College Affordability Roundtable at Oregon Tech with Representatives Neron and McIntire

Representative Courtney Neron (D-Wilsonville), the State House Education Committee Chair, and Representative Emily McIntire (R-Klamath Falls), the State House Higher Education Committee Vice Chair, visited Oregon Tech’s Portland-Metro Campus March 17 to tour labs and discuss college affordability and return on investment.

Oregon ranks 45 out of 50 states in funding per full-time enrolled student in public universities and is 19% below the national average. The level of state investment in recent years has shifted the burden of paying for college from the state to students and their families.

“Oregon Tech is one of Oregon’s seven public universities, and the state’s designated polytechnic university,” Oregon Tech President Nagi Naganathan said. “We offer a unique education that has consistently proven to have a high return on investment for our students and their families. However, continued state investment in our university is crucial to continuing our mission and creating such outstanding value for our graduates. We deeply appreciate our relationship with legislators who represent our campuses. We are grateful for their enthusiastic engagement and support helping us continue to be a valued partner for industry and the state.”

Rep. Neron, Joe Martin, student lab manager for rapid prototyping lab, Rep. McIntire
Rep. Neron, Rapid Prototyping Lab Student Manager Joe Martin, and Rep. McIntire

During the Oregon Tech campus tour in Wilsonville, Neron and McIntire visited the Rapid Prototype Lab, Emergency Medical Service training facilities, Veterans Resource Center, Additive Manufacturing Lab, and Medical Laboratory Science program.

"It was wonderful to spend time with Oregon Tech students, faculty, and leaders, and see their state-of-the-art classrooms and labs where they are preparing to address some of our state’s most pressing issues,” Neron said. “From semiconductor and renewable energy engineering, to paramedic services and medical lab testing, the strong education students get at Oregon Tech is key to economic opportunity and is building the highly skilled workforce that Oregon needs.”

Neron and McIntire were joined at the round-table discussion by President Naganathan, Board of Trustees Chair John Davis, Assistant Director of Financial Aid Suzet Petersen, Portland-Metro Student Body President Billy Kimmel, Portland-Metro Library Director Kristin Whitman, and Student Involvement and Belonging Director Thomas Arce, who serves as the university’s Career Services Interim Director.
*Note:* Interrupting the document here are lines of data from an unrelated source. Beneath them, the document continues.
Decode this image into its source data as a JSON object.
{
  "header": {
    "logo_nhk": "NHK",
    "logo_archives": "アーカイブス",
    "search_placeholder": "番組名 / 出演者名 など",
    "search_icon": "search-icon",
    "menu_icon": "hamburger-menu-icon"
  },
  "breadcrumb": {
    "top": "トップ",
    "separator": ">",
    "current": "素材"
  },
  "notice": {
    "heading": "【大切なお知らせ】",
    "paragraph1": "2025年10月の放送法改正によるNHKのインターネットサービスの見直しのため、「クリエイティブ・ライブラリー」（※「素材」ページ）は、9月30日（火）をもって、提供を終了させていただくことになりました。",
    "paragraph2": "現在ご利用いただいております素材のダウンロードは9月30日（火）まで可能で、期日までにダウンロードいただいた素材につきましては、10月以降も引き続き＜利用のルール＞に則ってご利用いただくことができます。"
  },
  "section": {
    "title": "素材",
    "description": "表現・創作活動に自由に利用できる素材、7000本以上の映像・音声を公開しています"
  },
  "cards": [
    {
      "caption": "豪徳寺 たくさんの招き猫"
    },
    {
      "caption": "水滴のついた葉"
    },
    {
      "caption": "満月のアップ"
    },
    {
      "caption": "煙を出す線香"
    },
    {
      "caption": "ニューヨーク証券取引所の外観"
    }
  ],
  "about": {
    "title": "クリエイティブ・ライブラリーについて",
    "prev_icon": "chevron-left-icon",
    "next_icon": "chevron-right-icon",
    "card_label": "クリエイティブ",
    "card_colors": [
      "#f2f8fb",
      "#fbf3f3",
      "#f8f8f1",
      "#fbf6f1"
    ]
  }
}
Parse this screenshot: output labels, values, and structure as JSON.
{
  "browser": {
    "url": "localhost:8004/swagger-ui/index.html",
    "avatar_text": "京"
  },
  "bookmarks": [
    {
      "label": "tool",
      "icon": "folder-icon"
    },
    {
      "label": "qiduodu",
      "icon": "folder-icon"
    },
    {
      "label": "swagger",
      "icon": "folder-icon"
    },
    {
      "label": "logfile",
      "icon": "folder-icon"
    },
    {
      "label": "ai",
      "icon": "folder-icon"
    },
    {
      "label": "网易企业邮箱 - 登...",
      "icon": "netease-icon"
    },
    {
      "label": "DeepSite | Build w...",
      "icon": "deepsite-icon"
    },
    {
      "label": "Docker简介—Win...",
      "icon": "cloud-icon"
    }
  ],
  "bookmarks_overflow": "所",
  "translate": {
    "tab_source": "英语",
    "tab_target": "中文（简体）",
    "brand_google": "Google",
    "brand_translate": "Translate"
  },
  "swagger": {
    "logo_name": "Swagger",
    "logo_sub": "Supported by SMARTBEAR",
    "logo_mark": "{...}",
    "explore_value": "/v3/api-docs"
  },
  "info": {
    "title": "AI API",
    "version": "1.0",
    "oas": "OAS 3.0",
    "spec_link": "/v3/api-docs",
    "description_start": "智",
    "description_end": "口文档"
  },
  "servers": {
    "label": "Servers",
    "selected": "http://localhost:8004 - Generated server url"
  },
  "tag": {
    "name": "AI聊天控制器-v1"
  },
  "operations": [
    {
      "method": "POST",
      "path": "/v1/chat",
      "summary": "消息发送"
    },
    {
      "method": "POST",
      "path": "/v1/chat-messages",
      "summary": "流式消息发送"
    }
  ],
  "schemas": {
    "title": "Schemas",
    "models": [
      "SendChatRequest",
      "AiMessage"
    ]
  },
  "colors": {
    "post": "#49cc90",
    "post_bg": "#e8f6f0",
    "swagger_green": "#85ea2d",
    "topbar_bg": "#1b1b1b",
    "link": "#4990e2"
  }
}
Discussions focused on college affordability, supports for students, and the return on investment of a college degree.

“Oregon Tech is advocating for policies and investments during the 2023 state legislative session that will make a university degree more affordable and accessible for students, regardless of their background,” Chair Davis said. “The university is asking for investments in the Public University Support Fund; Oregon Opportunity Grant, which is the state’s main need-based student aid program; open educational resources; and the benefits navigator program, which helps students meet their basic needs.

“Our hope is that the legislators will support additional investments in public higher education, student aid, and programs that help students meet their basic needs.”

As the state representative for the Klamath Falls campus, McIntire shared that it was wonderful to learn more about Oregon Tech’s impact across the state.

“With the highest starting salary of any public university in Oregon, Oregon Tech is doing amazing work to educate the next generation of Oregon workers to power small businesses and industry,” McIntire said.